The median household is the statistical center of the Middle Class. In terms of income, this class has not fared well in recent decades. Let's take a closer look at a troubling aspect of the Census Bureau's latest annual household income data, issued last week.

We've already studied some key metrics in the annual release:

In this update, we'll focus on the growing gap between the median (middle) and mean (average) household incomes across the complete time frame of the Census Bureau's annual reporting, which began in 1967, to the release this month of the annual data for 2016. Here is a snapshot the clearly illustrates the growing gap between the middle household and the average, which has been increasingly skewed higher by the more rapid income growth of higher income households.

Nominal Median-Mean

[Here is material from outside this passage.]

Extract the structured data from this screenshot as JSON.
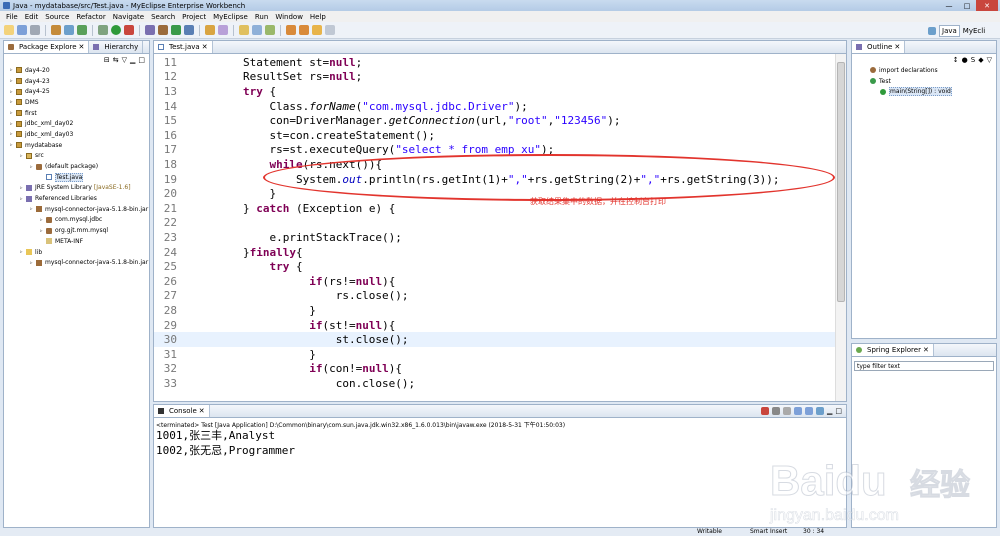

For a more realistic sense of the median-mean gap, here is the same chart adjusted for inflation based on the Bureau of Labor Statistics' Consumer Price Index-Research Series (which we discuss in more detail here). Among other things, we see that the 2016 average income has set another new high, both in the median and mean series.

Real Median-Mean